For the records that follow, give the number of lines containing the word "Jorge", with no added text.

┌─ Given records

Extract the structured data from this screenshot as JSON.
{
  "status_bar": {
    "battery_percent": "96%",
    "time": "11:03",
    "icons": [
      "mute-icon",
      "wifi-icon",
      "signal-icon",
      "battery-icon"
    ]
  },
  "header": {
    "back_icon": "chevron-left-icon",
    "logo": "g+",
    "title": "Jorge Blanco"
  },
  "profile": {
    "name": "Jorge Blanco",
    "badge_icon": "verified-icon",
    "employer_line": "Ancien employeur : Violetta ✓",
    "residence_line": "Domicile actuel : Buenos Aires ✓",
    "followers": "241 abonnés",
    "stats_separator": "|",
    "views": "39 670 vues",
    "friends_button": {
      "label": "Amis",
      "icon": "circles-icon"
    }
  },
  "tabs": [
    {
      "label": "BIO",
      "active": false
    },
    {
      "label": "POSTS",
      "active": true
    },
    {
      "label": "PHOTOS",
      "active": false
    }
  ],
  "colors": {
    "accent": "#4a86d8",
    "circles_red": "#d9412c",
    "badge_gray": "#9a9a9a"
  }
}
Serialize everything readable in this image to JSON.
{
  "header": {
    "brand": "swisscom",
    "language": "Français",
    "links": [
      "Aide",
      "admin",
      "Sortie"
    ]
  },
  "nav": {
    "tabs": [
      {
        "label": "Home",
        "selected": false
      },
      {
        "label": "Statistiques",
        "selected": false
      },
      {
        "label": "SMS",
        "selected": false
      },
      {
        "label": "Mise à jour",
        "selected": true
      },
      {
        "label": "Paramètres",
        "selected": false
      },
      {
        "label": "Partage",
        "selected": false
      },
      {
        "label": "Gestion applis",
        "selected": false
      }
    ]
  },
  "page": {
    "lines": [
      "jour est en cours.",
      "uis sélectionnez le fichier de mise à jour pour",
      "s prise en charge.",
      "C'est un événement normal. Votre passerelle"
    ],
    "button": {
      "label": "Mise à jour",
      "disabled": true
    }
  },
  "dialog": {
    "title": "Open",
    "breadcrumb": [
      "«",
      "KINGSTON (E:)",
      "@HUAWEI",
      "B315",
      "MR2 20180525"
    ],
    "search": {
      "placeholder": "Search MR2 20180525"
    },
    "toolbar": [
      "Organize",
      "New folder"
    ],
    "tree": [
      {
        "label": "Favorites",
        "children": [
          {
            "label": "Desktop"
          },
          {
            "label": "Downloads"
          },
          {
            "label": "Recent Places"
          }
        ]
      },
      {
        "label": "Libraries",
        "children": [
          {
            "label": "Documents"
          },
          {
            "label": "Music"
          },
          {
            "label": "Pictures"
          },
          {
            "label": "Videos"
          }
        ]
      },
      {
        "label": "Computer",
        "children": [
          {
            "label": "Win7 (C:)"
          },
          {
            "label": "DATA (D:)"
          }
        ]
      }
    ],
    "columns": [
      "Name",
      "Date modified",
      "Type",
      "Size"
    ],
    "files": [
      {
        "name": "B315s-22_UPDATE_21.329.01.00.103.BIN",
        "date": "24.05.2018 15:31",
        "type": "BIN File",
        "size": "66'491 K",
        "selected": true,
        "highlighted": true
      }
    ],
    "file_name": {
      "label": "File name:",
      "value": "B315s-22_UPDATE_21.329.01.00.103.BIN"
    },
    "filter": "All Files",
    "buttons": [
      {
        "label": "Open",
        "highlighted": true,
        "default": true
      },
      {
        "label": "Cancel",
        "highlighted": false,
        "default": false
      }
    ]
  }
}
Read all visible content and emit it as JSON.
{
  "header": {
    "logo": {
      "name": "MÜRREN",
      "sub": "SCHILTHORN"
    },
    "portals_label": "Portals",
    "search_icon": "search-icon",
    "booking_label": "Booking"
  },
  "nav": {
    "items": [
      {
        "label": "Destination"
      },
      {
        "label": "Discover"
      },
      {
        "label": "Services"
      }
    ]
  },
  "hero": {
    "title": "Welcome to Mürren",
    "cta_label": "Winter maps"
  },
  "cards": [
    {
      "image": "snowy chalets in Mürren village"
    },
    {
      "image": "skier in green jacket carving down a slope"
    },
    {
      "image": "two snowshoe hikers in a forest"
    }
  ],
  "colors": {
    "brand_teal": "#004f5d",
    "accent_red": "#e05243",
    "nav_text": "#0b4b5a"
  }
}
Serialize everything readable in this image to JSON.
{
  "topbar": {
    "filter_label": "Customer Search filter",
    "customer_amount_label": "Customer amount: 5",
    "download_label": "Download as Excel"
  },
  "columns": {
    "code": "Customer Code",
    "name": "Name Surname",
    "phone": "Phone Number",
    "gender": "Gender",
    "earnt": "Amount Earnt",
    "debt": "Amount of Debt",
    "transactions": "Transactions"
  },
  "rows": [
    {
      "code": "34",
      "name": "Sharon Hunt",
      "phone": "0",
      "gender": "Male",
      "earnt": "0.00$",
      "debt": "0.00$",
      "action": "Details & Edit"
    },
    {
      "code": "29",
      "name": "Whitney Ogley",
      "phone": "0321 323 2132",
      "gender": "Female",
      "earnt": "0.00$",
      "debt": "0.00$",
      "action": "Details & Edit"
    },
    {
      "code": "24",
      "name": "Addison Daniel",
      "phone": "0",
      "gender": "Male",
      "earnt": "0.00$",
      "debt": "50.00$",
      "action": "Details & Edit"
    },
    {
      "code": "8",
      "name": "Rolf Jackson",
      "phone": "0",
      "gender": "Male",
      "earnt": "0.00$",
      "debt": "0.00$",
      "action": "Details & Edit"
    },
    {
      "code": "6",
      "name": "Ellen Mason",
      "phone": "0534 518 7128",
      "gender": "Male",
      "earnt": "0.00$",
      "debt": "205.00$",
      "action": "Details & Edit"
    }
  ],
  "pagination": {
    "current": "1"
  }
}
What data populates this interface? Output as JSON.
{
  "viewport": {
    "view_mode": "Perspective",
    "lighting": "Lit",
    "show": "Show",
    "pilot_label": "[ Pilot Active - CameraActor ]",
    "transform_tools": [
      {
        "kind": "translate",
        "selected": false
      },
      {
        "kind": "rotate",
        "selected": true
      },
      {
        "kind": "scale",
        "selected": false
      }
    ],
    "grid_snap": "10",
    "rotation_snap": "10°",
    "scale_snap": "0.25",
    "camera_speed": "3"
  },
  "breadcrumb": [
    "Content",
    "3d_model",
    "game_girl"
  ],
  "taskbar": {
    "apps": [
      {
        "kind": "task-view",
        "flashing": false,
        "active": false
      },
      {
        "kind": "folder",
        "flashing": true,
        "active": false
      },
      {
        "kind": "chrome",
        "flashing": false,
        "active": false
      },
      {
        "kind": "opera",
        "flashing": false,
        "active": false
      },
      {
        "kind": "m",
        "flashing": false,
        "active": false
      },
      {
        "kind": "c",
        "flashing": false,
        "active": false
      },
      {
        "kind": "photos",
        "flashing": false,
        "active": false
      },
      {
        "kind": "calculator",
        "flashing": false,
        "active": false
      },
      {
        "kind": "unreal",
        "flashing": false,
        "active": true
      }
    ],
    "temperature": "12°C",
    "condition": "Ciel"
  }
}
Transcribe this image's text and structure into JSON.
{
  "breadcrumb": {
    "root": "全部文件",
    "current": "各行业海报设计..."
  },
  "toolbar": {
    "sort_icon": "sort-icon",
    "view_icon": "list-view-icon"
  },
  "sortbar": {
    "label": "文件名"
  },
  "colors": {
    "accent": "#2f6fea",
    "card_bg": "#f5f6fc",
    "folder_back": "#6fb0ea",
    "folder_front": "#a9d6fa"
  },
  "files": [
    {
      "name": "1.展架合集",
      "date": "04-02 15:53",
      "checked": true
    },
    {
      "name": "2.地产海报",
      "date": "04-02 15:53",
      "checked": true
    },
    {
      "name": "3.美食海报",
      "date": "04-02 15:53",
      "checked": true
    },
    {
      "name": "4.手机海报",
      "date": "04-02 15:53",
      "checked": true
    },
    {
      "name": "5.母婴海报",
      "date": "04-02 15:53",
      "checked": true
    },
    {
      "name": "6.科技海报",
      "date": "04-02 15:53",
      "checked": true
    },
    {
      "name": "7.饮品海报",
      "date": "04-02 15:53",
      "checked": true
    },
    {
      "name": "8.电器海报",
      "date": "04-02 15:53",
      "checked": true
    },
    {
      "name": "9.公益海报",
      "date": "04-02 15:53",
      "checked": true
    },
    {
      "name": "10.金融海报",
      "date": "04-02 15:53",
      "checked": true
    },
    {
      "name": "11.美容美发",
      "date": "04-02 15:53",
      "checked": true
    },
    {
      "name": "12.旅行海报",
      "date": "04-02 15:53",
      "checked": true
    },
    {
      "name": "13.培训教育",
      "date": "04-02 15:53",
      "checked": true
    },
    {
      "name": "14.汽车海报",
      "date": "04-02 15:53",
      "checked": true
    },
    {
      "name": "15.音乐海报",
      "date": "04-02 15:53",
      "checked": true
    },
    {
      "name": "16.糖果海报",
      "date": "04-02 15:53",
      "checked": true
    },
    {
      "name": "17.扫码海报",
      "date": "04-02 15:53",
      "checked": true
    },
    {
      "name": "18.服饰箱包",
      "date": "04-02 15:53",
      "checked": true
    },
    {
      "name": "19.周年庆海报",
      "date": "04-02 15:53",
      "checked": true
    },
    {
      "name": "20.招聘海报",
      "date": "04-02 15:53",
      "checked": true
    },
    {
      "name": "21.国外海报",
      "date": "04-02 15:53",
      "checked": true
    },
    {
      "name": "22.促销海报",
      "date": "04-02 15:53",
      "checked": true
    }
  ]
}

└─

* _Exercise result_
2